Part 25: Time Series 25-12/25 Stationary vs. Nonstationary Series
Part 25: Time Series 25-13/25 The Lag Operator Lx t = x t-1 L 2 x t = x t-2 L P x t + L Q x t = x t-P + x t-Q Polynomials in L: y t = B(L)y t + e t A(L) y t = e t Invertibility: y t = [A(L)] -1 e t
Part 25: Time Series 25-14/25 Inverting a Stationary Series y t = y t-1 + e t (1- L)y t = e t y t = [1- L] -1 e t = e t + e t e t-2 + … Stationary series can be inverted Autoregressive vs. moving average form of series
Part 25: Time Series 25-15/25 Regression with Autocorrelation y t = x t b + e t, e t = e t-1 + u t (1- L)e t = u t e t = (1- L) -1 u t E[e t ] = E[ (1- L) -1 u t ] = (1- L) -1 E[u t ] = 0 Var[e t ] = (1- L) -2 Var[u t ] = 1+ 2 u 2 + … = u 2 /(1- 2 ) Cov[e t,e t-1 ] = Cov[ e t-1 + u t, e t-1 ] = = Cov[e t-1,e t-1 ]+Cov[u t,e t-1 ] = u 2 /(1- 2 )

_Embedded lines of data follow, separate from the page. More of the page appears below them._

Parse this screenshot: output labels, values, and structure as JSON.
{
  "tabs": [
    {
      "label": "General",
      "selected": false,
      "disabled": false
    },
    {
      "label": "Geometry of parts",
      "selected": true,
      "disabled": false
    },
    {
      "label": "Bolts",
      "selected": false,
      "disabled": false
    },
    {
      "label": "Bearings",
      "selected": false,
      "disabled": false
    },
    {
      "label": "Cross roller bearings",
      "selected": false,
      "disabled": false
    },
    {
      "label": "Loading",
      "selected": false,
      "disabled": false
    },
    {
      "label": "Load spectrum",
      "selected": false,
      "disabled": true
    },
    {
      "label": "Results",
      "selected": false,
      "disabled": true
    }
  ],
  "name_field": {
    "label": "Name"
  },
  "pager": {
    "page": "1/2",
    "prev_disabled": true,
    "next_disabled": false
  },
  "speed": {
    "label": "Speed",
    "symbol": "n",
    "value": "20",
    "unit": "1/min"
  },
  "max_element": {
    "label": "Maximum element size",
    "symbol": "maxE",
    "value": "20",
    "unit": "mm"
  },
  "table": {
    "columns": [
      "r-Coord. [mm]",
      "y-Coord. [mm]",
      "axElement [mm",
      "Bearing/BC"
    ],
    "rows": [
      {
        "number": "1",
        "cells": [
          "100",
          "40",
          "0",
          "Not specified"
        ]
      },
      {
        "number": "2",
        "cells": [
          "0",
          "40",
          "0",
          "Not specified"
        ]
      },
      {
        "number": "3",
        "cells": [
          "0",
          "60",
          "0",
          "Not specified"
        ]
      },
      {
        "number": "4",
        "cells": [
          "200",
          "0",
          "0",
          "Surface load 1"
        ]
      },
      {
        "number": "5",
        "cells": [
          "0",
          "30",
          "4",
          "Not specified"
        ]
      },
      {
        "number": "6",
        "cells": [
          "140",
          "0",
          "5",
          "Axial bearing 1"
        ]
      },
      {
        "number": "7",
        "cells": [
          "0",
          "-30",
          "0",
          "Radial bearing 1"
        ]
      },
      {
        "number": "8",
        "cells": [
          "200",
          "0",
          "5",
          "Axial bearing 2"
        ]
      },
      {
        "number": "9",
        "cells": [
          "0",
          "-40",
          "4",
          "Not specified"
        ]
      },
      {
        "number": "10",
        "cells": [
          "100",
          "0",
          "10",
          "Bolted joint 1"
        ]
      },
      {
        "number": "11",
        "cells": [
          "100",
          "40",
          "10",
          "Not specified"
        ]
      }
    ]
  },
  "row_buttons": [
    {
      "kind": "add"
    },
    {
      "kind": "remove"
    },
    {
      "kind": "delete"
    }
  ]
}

Part 25: Time Series 25-16/25 OLS vs. GLS OLS Unbiased? Consistent: (Except in the presence of a lagged dependent variable) Inefficient GLS Consistent and efficient
Part 25: Time Series 25-17/ | Ordinary least squares regression | | LHS=REALCONS Mean = | | Autocorrel Durbin-Watson Stat. = | | Rho = cor[e,e(-1)] = | |Variable | Coefficient | Standard Error |t-ratio |P[|T|>t] | Mean of X| Constant REALDPI | Robust VC Newey-West, Periods = 10 | Constant REALDPI | AR(1) Model: e(t) = rho * e(t-1) + u(t) | | Final value of Rho = | | Iter= 6, SS= , Log-L= | | Durbin-Watson: e(t) = | | Std. Deviation: e(t) = | | Std. Deviation: u(t) = | | Durbin-Watson: u(t) = | | Autocorrelation: u(t) = | | N[0,1] used for significance levels | |Variable | Coefficient | Standard Error |b/St.Er.|P[|Z|>z] | Mean of X| Constant REALDPI RHO
Part 25: Time Series 25-18/25 Detecting Autocorrelation Use residuals Durbin-Watson d= Assumes normally distributed disturbances strictly exogenous regressors Variable addition (Godfrey) y t = x t + ε t-1 + u t Use regression residuals e t and test = 0 Assumes consistency of b.
Part 25: Time Series 25-19/25 A Unit Root? How to test for = 1? By construction: ε t – ε t-1 = ( - 1)ε t-1 + u t Test for γ = ( - 1) = 0 using regression? Variance goes to 0 faster than 1/T. Need a new table; cant use standard t tables. Dickey – Fuller tests Unit roots in economic data. (Are there?) Nonstationary series Implications for conventional analysis
Part 25: Time Series 25-20/25 Reinterpreting Autocorrelation
Part 25: Time Series 25-21/25 Integrated Processes Integration of order (P) when the Pth differenced series is stationary Stationary series are I(0) Trending series are often I(1). Then y t – y t-1 = y t is I(0). [Most macroeconomic data series.] Accelerating series might be I(2). Then (y t – y t-1 )- (y t – y t-1 ) = 2 y t is I(0) [Money stock in hyperinflationary economies. Difficult to find many applications in economics]
Part 25: Time Series 25-22/25 Cointegration: Real DPI and Real Consumption
Part 25: Time Series 25-23/25 Cointegration – Divergent Series?
Part 25: Time Series 25-24/25 Cointegration X(t) and y(t) are obviously I(1) Looks like any linear combination of x(t) and y(t) will also be I(1) Does a model y(t) = bx(t) + u(u) where u(t) is I(0) make any sense? How can u(t) be I(0)? In fact, there is a linear combination, [1,- ] that is I(0). y(t) =.1*t + noise, x(t) =.2*t + noise y(t) and x(t) have a common trend y(t) and x(t) are cointegrated.
Part 25: Time Series 25-25/25 Cointegration and I(0) Residuals